> ASSIGNMENT
Return each record exactly as it appears, so that nothing is dropped or altered.

---

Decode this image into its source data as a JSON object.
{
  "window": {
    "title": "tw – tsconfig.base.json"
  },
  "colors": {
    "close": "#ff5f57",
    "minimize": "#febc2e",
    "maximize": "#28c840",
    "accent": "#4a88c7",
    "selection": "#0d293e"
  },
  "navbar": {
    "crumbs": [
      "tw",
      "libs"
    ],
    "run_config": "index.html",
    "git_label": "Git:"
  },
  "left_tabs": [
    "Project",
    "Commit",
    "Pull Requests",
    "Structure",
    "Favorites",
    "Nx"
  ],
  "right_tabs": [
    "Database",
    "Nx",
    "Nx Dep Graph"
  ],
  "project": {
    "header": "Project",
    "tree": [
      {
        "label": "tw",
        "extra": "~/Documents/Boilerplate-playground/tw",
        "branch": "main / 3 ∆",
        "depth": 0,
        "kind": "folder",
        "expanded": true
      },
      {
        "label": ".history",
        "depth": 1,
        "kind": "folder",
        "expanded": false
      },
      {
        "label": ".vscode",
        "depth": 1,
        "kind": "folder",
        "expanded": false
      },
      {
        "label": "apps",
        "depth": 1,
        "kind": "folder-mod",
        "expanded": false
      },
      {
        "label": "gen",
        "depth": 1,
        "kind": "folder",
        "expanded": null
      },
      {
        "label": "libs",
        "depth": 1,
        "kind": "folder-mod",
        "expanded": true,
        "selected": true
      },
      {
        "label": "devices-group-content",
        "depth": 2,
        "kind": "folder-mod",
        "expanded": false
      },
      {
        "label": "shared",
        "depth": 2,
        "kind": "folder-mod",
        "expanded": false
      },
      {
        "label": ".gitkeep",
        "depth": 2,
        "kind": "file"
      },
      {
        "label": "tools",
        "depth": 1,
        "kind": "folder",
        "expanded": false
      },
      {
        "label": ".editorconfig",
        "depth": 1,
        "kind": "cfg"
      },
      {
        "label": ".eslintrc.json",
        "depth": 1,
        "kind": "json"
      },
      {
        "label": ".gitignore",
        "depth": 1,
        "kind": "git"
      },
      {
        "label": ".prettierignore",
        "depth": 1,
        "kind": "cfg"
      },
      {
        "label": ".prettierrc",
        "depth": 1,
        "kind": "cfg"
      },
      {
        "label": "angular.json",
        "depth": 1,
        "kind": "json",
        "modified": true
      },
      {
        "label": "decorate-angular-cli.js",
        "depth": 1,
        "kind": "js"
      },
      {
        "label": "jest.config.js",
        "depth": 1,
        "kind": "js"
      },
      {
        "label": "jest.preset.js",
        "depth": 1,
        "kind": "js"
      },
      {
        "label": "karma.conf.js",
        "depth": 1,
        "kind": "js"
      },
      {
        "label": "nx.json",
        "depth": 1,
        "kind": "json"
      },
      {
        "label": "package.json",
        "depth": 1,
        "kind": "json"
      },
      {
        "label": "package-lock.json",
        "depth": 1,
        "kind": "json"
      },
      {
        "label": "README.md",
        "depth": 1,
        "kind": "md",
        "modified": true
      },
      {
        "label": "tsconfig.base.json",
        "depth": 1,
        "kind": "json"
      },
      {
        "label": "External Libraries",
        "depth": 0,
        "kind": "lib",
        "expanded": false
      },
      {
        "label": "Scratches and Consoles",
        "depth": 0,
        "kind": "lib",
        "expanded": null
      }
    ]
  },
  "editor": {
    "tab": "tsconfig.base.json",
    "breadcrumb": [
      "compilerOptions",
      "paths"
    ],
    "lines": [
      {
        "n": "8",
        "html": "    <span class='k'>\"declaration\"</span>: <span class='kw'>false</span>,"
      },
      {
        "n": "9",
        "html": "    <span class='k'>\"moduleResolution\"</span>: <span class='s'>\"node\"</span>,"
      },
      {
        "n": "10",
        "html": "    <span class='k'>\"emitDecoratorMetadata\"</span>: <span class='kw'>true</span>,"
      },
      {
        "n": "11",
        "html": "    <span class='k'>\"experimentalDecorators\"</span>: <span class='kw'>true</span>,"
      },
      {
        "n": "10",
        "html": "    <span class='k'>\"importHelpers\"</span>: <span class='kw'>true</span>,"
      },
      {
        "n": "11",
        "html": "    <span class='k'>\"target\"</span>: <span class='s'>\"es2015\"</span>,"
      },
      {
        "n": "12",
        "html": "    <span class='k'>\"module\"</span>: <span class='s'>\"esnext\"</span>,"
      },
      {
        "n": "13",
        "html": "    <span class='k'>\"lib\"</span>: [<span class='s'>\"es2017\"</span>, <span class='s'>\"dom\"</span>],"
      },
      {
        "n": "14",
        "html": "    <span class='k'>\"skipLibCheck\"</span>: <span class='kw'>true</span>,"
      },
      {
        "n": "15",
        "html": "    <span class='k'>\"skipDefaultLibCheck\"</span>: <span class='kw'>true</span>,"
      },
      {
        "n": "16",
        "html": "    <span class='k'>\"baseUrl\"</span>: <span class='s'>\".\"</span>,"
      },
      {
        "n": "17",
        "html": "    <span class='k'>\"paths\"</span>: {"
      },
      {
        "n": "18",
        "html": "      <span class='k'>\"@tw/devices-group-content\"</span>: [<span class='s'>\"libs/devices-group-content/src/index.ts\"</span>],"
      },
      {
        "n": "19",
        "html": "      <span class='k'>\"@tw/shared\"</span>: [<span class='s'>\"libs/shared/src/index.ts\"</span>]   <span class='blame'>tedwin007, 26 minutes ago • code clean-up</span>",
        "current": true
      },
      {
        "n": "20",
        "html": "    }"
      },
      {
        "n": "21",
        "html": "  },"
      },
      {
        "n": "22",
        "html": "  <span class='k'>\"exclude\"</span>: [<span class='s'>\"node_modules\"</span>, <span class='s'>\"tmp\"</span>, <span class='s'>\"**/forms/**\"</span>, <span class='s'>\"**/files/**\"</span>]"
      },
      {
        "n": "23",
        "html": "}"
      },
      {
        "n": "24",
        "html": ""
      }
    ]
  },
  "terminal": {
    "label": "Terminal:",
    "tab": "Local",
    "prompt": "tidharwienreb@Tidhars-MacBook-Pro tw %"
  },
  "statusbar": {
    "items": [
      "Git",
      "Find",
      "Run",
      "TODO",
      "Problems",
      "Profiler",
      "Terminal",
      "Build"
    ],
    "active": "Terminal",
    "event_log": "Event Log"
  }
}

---

> OUTPUT
Decode this image into its source data as a JSON object.
{
  "window": {
    "title": "tw – tsconfig.base.json"
  },
  "colors": {
    "close": "#ff5f57",
    "minimize": "#febc2e",
    "maximize": "#28c840",
    "accent": "#4a88c7",
    "selection": "#0d293e"
  },
  "navbar": {
    "crumbs": [
      "tw",
      "libs"
    ],
    "run_config": "index.html",
    "git_label": "Git:"
  },
  "left_tabs": [
    "Project",
    "Commit",
    "Pull Requests",
    "Structure",
    "Favorites",
    "Nx"
  ],
  "right_tabs": [
    "Database",
    "Nx",
    "Nx Dep Graph"
  ],
  "project": {
    "header": "Project",
    "tree": [
      {
        "label": "tw",
        "extra": "~/Documents/Boilerplate-playground/tw",
        "branch": "main / 3 ∆",
        "depth": 0,
        "kind": "folder",
        "expanded": true
      },
      {
        "label": ".history",
        "depth": 1,
        "kind": "folder",
        "expanded": false
      },
      {
        "label": ".vscode",
        "depth": 1,
        "kind": "folder",
        "expanded": false
      },
      {
        "label": "apps",
        "depth": 1,
        "kind": "folder-mod",
        "expanded": false
      },
      {
        "label": "gen",
        "depth": 1,
        "kind": "folder",
        "expanded": null
      },
      {
        "label": "libs",
        "depth": 1,
        "kind": "folder-mod",
        "expanded": true,
        "selected": true
      },
      {
        "label": "devices-group-content",
        "depth": 2,
        "kind": "folder-mod",
        "expanded": false
      },
      {
        "label": "shared",
        "depth": 2,
        "kind": "folder-mod",
        "expanded": false
      },
      {
        "label": ".gitkeep",
        "depth": 2,
        "kind": "file"
      },
      {
        "label": "tools",
        "depth": 1,
        "kind": "folder",
        "expanded": false
      },
      {
        "label": ".editorconfig",
        "depth": 1,
        "kind": "cfg"
      },
      {
        "label": ".eslintrc.json",
        "depth": 1,
        "kind": "json"
      },
      {
        "label": ".gitignore",
        "depth": 1,
        "kind": "git"
      },
      {
        "label": ".prettierignore",
        "depth": 1,
        "kind": "cfg"
      },
      {
        "label": ".prettierrc",
        "depth": 1,
        "kind": "cfg"
      },
      {
        "label": "angular.json",
        "depth": 1,
        "kind": "json",
        "modified": true
      },
      {
        "label": "decorate-angular-cli.js",
        "depth": 1,
        "kind": "js"
      },
      {
        "label": "jest.config.js",
        "depth": 1,
        "kind": "js"
      },
      {
        "label": "jest.preset.js",
        "depth": 1,
        "kind": "js"
      },
      {
        "label": "karma.conf.js",
        "depth": 1,
        "kind": "js"
      },
      {
        "label": "nx.json",
        "depth": 1,
        "kind": "json"
      },
      {
        "label": "package.json",
        "depth": 1,
        "kind": "json"
      },
      {
        "label": "package-lock.json",
        "depth": 1,
        "kind": "json"
      },
      {
        "label": "README.md",
        "depth": 1,
        "kind": "md",
        "modified": true
      },
      {
        "label": "tsconfig.base.json",
        "depth": 1,
        "kind": "json"
      },
      {
        "label": "External Libraries",
        "depth": 0,
        "kind": "lib",
        "expanded": false
      },
      {
        "label": "Scratches and Consoles",
        "depth": 0,
        "kind": "lib",
        "expanded": null
      }
    ]
  },
  "editor": {
    "tab": "tsconfig.base.json",
    "breadcrumb": [
      "compilerOptions",
      "paths"
    ],
    "lines": [
      {
        "n": "8",
        "html": "    <span class='k'>\"declaration\"</span>: <span class='kw'>false</span>,"
      },
      {
        "n": "9",
        "html": "    <span class='k'>\"moduleResolution\"</span>: <span class='s'>\"node\"</span>,"
      },
      {
        "n": "10",
        "html": "    <span class='k'>\"emitDecoratorMetadata\"</span>: <span class='kw'>true</span>,"
      },
      {
        "n": "11",
        "html": "    <span class='k'>\"experimentalDecorators\"</span>: <span class='kw'>true</span>,"
      },
      {
        "n": "10",
        "html": "    <span class='k'>\"importHelpers\"</span>: <span class='kw'>true</span>,"
      },
      {
        "n": "11",
        "html": "    <span class='k'>\"target\"</span>: <span class='s'>\"es2015\"</span>,"
      },
      {
        "n": "12",
        "html": "    <span class='k'>\"module\"</span>: <span class='s'>\"esnext\"</span>,"
      },
      {
        "n": "13",
        "html": "    <span class='k'>\"lib\"</span>: [<span class='s'>\"es2017\"</span>, <span class='s'>\"dom\"</span>],"
      },
      {
        "n": "14",
        "html": "    <span class='k'>\"skipLibCheck\"</span>: <span class='kw'>true</span>,"
      },
      {
        "n": "15",
        "html": "    <span class='k'>\"skipDefaultLibCheck\"</span>: <span class='kw'>true</span>,"
      },
      {
        "n": "16",
        "html": "    <span class='k'>\"baseUrl\"</span>: <span class='s'>\".\"</span>,"
      },
      {
        "n": "17",
        "html": "    <span class='k'>\"paths\"</span>: {"
      },
      {
        "n": "18",
        "html": "      <span class='k'>\"@tw/devices-group-content\"</span>: [<span class='s'>\"libs/devices-group-content/src/index.ts\"</span>],"
      },
      {
        "n": "19",
        "html": "      <span class='k'>\"@tw/shared\"</span>: [<span class='s'>\"libs/shared/src/index.ts\"</span>]   <span class='blame'>tedwin007, 26 minutes ago • code clean-up</span>",
        "current": true
      },
      {
        "n": "20",
        "html": "    }"
      },
      {
        "n": "21",
        "html": "  },"
      },
      {
        "n": "22",
        "html": "  <span class='k'>\"exclude\"</span>: [<span class='s'>\"node_modules\"</span>, <span class='s'>\"tmp\"</span>, <span class='s'>\"**/forms/**\"</span>, <span class='s'>\"**/files/**\"</span>]"
      },
      {
        "n": "23",
        "html": "}"
      },
      {
        "n": "24",
        "html": ""
      }
    ]
  },
  "terminal": {
    "label": "Terminal:",
    "tab": "Local",
    "prompt": "tidharwienreb@Tidhars-MacBook-Pro tw %"
  },
  "statusbar": {
    "items": [
      "Git",
      "Find",
      "Run",
      "TODO",
      "Problems",
      "Profiler",
      "Terminal",
      "Build"
    ],
    "active": "Terminal",
    "event_log": "Event Log"
  }
}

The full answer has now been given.